The entries that follow need to be returned without any alteration.

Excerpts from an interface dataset
++++

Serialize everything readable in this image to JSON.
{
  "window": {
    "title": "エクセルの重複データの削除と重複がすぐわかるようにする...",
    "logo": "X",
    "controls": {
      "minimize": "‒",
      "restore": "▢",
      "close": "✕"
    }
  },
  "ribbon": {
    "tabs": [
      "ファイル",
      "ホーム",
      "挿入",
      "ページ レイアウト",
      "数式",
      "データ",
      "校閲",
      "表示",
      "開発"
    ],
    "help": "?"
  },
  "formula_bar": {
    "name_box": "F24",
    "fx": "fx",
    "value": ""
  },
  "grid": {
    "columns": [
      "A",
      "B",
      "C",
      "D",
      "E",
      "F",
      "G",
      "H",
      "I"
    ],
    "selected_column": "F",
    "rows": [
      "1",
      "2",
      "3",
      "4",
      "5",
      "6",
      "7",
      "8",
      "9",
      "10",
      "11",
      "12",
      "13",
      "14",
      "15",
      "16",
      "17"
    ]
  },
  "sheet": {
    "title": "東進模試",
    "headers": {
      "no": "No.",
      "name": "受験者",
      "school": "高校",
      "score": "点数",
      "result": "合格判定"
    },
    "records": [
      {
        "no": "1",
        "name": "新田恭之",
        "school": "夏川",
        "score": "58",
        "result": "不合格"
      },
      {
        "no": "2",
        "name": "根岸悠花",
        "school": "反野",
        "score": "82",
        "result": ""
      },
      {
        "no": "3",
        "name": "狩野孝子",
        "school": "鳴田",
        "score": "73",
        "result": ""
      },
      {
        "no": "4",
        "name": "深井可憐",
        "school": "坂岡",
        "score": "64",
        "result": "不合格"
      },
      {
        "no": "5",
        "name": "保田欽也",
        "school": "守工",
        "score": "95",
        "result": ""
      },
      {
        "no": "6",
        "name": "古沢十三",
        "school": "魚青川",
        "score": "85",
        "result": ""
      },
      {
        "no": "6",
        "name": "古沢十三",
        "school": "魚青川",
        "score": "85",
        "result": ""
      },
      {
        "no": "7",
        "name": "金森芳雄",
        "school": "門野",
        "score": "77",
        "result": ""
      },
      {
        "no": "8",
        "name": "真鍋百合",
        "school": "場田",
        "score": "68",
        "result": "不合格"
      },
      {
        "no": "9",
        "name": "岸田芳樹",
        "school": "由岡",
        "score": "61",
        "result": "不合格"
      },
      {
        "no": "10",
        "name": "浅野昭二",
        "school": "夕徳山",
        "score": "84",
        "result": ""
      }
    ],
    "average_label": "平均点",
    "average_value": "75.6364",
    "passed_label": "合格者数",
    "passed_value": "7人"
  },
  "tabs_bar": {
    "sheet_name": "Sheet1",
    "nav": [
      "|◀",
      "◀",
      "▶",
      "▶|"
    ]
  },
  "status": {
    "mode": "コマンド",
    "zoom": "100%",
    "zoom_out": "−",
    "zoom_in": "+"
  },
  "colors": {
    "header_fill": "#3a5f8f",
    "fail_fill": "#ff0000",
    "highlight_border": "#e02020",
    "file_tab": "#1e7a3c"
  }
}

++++

> **ANSWER TO THE EXERCISE**
Serialize everything readable in this image to JSON.
{
  "window": {
    "title": "エクセルの重複データの削除と重複がすぐわかるようにする...",
    "logo": "X",
    "controls": {
      "minimize": "‒",
      "restore": "▢",
      "close": "✕"
    }
  },
  "ribbon": {
    "tabs": [
      "ファイル",
      "ホーム",
      "挿入",
      "ページ レイアウト",
      "数式",
      "データ",
      "校閲",
      "表示",
      "開発"
    ],
    "help": "?"
  },
  "formula_bar": {
    "name_box": "F24",
    "fx": "fx",
    "value": ""
  },
  "grid": {
    "columns": [
      "A",
      "B",
      "C",
      "D",
      "E",
      "F",
      "G",
      "H",
      "I"
    ],
    "selected_column": "F",
    "rows": [
      "1",
      "2",
      "3",
      "4",
      "5",
      "6",
      "7",
      "8",
      "9",
      "10",
      "11",
      "12",
      "13",
      "14",
      "15",
      "16",
      "17"
    ]
  },
  "sheet": {
    "title": "東進模試",
    "headers": {
      "no": "No.",
      "name": "受験者",
      "school": "高校",
      "score": "点数",
      "result": "合格判定"
    },
    "records": [
      {
        "no": "1",
        "name": "新田恭之",
        "school": "夏川",
        "score": "58",
        "result": "不合格"
      },
      {
        "no": "2",
        "name": "根岸悠花",
        "school": "反野",
        "score": "82",
        "result": ""
      },
      {
        "no": "3",
        "name": "狩野孝子",
        "school": "鳴田",
        "score": "73",
        "result": ""
      },
      {
        "no": "4",
        "name": "深井可憐",
        "school": "坂岡",
        "score": "64",
        "result": "不合格"
      },
      {
        "no": "5",
        "name": "保田欽也",
        "school": "守工",
        "score": "95",
        "result": ""
      },
      {
        "no": "6",
        "name": "古沢十三",
        "school": "魚青川",
        "score": "85",
        "result": ""
      },
      {
        "no": "6",
        "name": "古沢十三",
        "school": "魚青川",
        "score": "85",
        "result": ""
      },
      {
        "no": "7",
        "name": "金森芳雄",
        "school": "門野",
        "score": "77",
        "result": ""
      },
      {
        "no": "8",
        "name": "真鍋百合",
        "school": "場田",
        "score": "68",
        "result": "不合格"
      },
      {
        "no": "9",
        "name": "岸田芳樹",
        "school": "由岡",
        "score": "61",
        "result": "不合格"
      },
      {
        "no": "10",
        "name": "浅野昭二",
        "school": "夕徳山",
        "score": "84",
        "result": ""
      }
    ],
    "average_label": "平均点",
    "average_value": "75.6364",
    "passed_label": "合格者数",
    "passed_value": "7人"
  },
  "tabs_bar": {
    "sheet_name": "Sheet1",
    "nav": [
      "|◀",
      "◀",
      "▶",
      "▶|"
    ]
  },
  "status": {
    "mode": "コマンド",
    "zoom": "100%",
    "zoom_out": "−",
    "zoom_in": "+"
  },
  "colors": {
    "header_fill": "#3a5f8f",
    "fail_fill": "#ff0000",
    "highlight_border": "#e02020",
    "file_tab": "#1e7a3c"
  }
}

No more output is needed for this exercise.